Moreover, the relevance of bonds which include CACs for African sovereign borrowers may be rather limited. International sovereign bond issues are still a relatively minor component of the public debt of most African countries, and many countries on the country have yet to issue any sovereign bonds on international markets. The majority of African sovereign debt is still held by multilateral financial institutions. As such the multilateral financial institutions will have to take the lead in offering debt relief, but this then gives the private sector bond holders less of an incentive to agree collectively to offer any substantial debt relief. In effect, the smaller is the share of sovereign bonds in total public debt, the greater is the incentives facing private sector bond holders to free ride on the generosity of the multilateral financial institutions which hold the bulk of the debt.

I agree, therefore, with Mr. Otieno that the CACs cannot be seen as a substitute for a coherent and comprehensive international debt restructuring framework, however distant the prospect of such a framework is. One possible advance on the CAC which maintains the Contractual Approach to the problem might be to issue Contingent Convertible debt; sometimes called sovereign cocos. These are bonds which include a clause to allow for the automatic rescheduling of debt repayments in the event that the debtor seeks official assistance (e.g. from the IMF) because of debt problems.

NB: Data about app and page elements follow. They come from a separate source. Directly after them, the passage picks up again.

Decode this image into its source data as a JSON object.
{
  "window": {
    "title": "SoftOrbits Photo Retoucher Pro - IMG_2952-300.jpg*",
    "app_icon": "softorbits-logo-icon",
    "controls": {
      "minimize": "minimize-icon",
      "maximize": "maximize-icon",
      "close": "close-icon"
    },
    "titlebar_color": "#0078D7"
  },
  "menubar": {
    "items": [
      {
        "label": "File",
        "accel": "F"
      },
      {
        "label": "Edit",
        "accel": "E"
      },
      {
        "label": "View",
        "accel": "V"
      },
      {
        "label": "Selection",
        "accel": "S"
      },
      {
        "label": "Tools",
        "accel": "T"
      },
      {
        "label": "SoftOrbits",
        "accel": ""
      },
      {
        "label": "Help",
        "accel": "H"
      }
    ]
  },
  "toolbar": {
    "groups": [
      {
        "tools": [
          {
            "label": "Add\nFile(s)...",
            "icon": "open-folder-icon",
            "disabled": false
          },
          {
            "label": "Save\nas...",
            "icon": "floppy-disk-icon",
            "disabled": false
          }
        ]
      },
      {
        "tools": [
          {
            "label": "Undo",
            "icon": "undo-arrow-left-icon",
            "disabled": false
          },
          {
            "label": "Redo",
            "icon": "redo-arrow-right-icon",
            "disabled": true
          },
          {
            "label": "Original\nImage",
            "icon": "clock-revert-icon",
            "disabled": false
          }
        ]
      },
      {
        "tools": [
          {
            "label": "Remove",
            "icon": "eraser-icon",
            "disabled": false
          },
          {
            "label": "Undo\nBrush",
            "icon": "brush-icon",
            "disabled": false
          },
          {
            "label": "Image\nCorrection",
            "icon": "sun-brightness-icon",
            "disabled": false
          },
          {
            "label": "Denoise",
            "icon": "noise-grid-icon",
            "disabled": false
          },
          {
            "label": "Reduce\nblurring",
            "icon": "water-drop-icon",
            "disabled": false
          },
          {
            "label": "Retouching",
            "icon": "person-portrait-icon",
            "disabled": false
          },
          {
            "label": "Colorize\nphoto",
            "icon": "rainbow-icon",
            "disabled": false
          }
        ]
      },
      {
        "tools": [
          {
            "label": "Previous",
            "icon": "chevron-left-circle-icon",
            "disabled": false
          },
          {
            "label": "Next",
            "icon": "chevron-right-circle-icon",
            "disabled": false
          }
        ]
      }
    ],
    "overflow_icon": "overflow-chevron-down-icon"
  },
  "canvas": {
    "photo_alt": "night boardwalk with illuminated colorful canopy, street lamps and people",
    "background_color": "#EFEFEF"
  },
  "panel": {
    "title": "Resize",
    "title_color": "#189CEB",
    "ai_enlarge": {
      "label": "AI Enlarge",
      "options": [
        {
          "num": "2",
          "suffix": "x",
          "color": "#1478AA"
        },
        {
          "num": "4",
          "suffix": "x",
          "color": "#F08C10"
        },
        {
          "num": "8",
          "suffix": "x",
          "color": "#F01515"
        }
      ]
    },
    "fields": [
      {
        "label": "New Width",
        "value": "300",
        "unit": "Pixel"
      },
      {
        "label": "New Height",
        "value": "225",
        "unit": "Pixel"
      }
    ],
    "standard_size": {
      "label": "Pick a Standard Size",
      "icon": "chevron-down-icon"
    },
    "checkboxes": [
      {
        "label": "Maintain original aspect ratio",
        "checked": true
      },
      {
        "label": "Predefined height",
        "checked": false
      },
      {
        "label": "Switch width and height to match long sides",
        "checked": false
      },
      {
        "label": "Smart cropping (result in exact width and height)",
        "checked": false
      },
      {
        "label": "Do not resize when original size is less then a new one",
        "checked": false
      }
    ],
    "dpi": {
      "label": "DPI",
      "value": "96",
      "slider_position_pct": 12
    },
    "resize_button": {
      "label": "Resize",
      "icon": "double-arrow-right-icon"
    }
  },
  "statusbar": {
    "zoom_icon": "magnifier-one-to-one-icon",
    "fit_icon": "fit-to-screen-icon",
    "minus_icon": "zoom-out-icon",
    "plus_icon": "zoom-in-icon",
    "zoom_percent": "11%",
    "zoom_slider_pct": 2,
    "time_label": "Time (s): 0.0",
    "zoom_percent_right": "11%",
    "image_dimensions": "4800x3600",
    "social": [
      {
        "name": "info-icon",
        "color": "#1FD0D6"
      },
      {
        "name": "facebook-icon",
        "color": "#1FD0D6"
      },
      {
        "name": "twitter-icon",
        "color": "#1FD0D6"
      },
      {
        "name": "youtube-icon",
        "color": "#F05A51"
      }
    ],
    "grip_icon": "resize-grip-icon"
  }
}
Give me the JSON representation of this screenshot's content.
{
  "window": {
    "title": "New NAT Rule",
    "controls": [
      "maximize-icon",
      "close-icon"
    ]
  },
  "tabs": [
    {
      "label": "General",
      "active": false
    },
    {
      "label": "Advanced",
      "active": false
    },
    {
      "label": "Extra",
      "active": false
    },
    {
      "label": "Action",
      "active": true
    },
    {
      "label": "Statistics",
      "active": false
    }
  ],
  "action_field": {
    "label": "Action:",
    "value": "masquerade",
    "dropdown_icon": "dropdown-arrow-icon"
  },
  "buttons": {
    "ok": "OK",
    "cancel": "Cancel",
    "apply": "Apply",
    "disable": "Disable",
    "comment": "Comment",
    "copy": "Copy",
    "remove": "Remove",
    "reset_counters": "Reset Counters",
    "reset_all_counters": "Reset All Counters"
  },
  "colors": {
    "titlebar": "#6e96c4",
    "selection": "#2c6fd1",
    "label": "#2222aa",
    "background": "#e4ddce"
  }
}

The drawback with sovereign cocos is that they would only allow for a rescheduling of debt repayments rather than a reduction in debt, and so may not provide sufficient debt relief to bring about a permanent resolution of the debt problem.

Mr. Otieno concludes by asking the question "Which Way for Africa?". He argues that the natural choice for Africa should be the statutory approach, given that multilateral and bilateral creditors hold most of Africa's sovereign debt. I agree that a statutory approach is preferable, but as I have already explained, I doubt whether a comprehensive international framework, which can cover all classes of creditor and enforce compliance by them all, will ever be put in place, given the obstacles it would face from major powers. The way forward will thus probably involve innovations at the global level for coordinating debt relief among multiple types of creditors which fall short of having full statutory authority throughout the world - such as the proposed Sovereign Debt Adjustment Facility in the IMF - combined with the more widespread adoption of contractual mechanisms to provide contingent debt relief linked to the provision of official assistance.